Pregnancy and childbirth therefore continue to involve significant health risks for young women in South Africa, resulting in a persistent high rate of maternal mortality among young women. The fact that there are still high rates of new HIV infections among young women aged 15 to 24 years is troubling and calls on us to address the associated social factors such as age-differential relationships.
The sexual and reproductive needs and rights of young people with disabilities have often been overlooked. A number of studies have revealed that access to health services and HIV counselling and testing is problematic for people with disabilities because of the long distances to local clinics and public transport is often not disability friendly. The attitude of the health workers is often cited as a barrier to accessing sexual and reproductive health services for people with disabilities.
South Africa has developed several national health and related policy guideline to promote youth health and well-being. Generally, the current generation of young people in South Africa are more aware about the health risks involved in their choices about sexual and reproductive health and rights and behave differently to their earlier counterparts.
Chairperson, whilst we have made strides in sexual and reproductive health service delivery to our youth, through our constitutionally entrenched rights-based framework, we have also come to an understanding that the sexual and reproductive health of young women cannot be attained through the services that are delivered inside health facilities only. Social, economic and cultural factors, including education, employment, gender relations all shape the options and choices that are available for young women.
The State of the World’s Population Report 2014 provides us with the insight to realise that the pillars of youth development do not stand alone and independent of each other. It also provides us with the direction on how to integrate these pillars, in order to achieve complete and holistic development outcomes for and with our youth and adolescents.
We know that our country’s prospects for development and prosperity are inextricably linked to that of Africa. We know that we can only sustainably reap the demographic dividend in the country when it becomes a reality for the whole continent. I therefore wish to welcome the opportunity that we shall have to host the seventh African Population Conference next year.
The conference will serve as a vehicle to continue our discourse on the demographic dividend, and moreover because it will broaden the discourse for the whole of Africa, with the involvement of the continent’s top population scientists, scholars and hopefully many students.

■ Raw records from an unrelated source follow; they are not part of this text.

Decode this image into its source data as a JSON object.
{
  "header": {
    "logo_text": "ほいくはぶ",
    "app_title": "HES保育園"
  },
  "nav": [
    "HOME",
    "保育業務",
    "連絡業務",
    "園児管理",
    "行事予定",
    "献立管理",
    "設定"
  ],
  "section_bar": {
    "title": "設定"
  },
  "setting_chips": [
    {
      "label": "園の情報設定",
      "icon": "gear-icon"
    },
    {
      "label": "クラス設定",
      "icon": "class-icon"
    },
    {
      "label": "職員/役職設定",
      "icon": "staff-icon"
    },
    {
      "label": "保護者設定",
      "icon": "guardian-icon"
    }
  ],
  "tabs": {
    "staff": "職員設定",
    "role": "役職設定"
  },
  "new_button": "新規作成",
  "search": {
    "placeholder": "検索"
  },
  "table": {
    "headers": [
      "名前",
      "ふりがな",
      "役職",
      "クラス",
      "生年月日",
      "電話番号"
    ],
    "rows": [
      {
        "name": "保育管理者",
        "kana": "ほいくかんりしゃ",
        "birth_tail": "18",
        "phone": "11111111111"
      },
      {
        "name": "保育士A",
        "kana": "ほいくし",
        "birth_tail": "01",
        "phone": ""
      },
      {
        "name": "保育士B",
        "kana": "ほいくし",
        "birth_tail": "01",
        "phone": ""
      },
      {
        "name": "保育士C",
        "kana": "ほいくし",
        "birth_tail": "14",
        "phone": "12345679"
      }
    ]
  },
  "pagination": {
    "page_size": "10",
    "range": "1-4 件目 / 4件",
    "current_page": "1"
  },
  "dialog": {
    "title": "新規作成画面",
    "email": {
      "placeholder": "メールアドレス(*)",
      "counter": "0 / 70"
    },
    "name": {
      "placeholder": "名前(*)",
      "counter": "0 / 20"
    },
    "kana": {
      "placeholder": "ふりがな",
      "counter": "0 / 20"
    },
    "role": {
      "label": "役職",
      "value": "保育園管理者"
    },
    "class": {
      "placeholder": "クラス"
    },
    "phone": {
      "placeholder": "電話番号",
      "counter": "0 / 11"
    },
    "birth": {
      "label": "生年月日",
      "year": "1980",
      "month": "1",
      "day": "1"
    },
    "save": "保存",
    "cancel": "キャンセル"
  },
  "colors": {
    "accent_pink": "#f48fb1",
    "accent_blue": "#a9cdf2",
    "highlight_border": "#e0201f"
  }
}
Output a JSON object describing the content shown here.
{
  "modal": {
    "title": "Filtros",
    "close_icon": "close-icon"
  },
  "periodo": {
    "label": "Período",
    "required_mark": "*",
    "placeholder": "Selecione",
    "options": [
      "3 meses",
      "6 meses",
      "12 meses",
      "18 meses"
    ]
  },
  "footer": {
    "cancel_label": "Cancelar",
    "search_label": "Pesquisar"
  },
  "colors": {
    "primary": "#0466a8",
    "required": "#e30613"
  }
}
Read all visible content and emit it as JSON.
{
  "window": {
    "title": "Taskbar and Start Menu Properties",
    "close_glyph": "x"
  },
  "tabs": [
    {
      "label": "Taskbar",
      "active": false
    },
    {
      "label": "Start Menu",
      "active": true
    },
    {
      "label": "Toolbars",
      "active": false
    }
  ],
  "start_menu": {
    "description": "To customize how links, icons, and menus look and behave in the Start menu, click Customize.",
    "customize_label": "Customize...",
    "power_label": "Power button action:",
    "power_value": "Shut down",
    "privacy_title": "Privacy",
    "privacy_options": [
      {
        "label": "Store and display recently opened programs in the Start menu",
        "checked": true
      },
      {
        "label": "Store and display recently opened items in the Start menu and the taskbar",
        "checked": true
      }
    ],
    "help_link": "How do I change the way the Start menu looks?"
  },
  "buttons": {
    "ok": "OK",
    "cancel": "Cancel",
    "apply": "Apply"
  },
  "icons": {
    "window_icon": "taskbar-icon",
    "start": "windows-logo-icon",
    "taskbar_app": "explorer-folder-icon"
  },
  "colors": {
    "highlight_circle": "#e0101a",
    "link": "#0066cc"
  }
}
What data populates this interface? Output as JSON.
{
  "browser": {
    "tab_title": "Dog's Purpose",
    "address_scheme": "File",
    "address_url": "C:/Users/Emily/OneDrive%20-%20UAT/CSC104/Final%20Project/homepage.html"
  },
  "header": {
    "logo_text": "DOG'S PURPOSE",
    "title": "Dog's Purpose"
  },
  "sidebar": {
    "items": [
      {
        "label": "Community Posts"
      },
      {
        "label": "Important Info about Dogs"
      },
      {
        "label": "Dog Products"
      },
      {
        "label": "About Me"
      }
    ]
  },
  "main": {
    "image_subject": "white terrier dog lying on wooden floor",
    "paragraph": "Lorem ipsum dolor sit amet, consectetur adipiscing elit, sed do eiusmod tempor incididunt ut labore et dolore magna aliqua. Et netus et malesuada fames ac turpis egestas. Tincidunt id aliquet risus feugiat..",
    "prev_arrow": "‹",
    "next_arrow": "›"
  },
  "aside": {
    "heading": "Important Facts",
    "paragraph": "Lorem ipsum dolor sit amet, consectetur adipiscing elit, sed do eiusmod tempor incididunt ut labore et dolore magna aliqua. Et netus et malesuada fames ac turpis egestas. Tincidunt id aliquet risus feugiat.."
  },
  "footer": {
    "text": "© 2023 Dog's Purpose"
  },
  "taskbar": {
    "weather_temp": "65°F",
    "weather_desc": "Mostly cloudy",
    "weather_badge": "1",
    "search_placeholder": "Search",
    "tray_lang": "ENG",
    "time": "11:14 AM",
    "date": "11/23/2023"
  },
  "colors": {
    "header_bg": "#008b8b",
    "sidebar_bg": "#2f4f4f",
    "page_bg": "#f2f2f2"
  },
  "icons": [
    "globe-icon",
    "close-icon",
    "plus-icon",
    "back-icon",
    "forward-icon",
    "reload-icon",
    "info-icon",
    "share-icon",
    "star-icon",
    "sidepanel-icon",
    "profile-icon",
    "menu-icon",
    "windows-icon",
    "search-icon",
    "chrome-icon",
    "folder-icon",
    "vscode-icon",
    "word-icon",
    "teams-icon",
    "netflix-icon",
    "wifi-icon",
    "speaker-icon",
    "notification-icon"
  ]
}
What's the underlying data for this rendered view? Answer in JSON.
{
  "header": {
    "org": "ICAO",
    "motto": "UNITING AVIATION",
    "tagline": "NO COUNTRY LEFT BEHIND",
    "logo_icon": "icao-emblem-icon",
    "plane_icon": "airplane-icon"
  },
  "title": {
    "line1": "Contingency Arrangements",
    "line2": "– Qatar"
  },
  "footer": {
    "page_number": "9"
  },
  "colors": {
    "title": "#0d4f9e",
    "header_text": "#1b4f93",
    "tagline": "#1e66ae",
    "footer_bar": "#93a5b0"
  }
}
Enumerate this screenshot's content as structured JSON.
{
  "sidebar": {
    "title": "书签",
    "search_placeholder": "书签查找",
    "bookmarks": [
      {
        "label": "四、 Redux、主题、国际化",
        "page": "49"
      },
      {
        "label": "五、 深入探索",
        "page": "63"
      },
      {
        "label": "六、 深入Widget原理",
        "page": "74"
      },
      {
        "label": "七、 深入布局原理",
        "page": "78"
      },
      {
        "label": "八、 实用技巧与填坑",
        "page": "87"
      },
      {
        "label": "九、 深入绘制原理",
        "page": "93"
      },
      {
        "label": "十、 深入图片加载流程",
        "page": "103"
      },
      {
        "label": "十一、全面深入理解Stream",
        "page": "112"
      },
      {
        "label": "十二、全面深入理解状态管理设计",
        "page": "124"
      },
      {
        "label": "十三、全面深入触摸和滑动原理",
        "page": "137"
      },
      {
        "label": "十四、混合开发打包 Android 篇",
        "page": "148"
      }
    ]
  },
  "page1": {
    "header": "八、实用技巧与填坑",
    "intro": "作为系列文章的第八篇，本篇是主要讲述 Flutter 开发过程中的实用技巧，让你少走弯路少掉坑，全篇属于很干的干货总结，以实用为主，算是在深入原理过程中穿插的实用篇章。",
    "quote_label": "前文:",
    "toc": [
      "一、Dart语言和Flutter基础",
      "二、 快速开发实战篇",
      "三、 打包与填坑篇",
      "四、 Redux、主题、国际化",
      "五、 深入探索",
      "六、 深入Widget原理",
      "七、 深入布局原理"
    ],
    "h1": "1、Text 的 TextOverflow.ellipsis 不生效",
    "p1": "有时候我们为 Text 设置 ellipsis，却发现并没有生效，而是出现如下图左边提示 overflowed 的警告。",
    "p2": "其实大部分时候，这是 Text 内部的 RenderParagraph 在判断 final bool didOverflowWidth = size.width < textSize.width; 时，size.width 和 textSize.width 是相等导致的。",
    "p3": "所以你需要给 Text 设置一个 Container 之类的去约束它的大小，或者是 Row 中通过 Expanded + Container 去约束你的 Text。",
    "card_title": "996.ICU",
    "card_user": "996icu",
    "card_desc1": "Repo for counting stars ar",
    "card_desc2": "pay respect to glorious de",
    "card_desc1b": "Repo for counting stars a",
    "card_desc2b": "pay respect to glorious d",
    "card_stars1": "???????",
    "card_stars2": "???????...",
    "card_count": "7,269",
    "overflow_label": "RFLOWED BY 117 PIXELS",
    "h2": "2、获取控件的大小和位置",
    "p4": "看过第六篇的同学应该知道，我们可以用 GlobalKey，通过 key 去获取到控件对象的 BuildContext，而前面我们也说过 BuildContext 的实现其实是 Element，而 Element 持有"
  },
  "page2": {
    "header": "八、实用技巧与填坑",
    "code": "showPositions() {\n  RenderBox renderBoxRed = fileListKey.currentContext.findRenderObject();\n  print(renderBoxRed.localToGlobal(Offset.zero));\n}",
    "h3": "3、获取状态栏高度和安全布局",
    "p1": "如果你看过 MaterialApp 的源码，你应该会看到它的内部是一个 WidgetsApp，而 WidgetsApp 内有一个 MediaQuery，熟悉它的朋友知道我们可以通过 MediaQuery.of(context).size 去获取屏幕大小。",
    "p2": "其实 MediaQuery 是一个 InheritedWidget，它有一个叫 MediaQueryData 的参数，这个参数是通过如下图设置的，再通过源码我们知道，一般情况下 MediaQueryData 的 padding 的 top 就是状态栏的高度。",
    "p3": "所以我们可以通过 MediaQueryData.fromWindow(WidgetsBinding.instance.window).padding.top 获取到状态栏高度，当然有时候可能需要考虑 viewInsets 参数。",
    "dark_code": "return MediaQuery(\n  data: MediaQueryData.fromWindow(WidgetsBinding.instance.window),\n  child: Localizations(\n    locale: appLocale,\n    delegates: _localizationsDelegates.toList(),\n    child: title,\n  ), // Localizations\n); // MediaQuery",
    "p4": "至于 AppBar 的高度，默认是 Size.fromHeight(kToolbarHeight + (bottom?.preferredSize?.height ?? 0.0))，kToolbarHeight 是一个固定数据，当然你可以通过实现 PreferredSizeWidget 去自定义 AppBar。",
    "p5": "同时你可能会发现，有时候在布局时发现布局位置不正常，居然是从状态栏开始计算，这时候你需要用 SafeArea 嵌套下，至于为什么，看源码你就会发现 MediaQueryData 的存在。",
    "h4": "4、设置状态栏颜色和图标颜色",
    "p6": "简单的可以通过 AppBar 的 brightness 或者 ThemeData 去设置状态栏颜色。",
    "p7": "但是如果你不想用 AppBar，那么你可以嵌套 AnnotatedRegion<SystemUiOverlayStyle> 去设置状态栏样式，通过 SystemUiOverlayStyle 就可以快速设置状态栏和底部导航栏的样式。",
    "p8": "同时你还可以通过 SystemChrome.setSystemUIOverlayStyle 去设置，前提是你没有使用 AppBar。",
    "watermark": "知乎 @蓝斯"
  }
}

I would like to express our gratitude to the United Nations Population Fund for their continued technical and financial support to our population and development programmes over the years. I trust that this report will serve as a valuable resource in influencing decision making regarding development planning and implementation of government programmes.
In conclusion ladies and gentlemen, it is a great pleasure to declare the State of the World’s Population Report launched in South Africa, and in the same breath, to also declare the seventh African Population Conference as officially launched.
I thank you.